Extracted material:
+ + +

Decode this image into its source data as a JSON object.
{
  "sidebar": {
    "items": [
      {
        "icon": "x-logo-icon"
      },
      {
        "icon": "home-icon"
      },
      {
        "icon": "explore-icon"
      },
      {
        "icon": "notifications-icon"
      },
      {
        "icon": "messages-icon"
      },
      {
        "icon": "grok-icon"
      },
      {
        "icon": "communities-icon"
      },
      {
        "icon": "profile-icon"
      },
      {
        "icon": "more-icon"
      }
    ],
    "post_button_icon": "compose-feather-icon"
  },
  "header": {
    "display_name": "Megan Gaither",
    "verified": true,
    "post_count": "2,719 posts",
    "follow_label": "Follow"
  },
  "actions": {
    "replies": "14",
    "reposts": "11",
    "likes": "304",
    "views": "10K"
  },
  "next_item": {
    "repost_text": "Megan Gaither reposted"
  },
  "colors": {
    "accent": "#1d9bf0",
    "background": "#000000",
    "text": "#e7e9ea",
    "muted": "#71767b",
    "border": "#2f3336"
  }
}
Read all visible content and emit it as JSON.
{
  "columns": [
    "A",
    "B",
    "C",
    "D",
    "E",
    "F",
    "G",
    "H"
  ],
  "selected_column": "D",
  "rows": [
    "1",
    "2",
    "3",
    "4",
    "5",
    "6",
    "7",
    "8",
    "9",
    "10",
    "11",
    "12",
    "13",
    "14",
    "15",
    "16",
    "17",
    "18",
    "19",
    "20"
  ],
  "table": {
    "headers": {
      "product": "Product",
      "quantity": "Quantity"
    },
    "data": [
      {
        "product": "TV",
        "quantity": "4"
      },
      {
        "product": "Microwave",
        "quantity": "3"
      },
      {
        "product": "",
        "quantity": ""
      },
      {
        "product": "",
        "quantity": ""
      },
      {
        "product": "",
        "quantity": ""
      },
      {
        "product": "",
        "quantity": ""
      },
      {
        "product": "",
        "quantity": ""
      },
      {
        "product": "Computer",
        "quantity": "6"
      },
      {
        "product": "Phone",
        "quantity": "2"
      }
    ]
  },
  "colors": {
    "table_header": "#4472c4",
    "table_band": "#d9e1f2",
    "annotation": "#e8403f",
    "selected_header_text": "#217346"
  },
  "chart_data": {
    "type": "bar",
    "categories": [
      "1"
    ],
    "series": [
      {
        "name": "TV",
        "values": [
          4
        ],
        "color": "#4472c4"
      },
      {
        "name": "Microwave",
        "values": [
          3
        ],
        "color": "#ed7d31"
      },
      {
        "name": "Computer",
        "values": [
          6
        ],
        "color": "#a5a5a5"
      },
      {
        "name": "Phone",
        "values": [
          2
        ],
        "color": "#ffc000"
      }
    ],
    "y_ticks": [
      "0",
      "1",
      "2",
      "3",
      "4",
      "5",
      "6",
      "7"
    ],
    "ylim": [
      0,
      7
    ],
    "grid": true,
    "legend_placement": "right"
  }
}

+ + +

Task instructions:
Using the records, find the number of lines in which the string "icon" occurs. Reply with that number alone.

Task solution:
10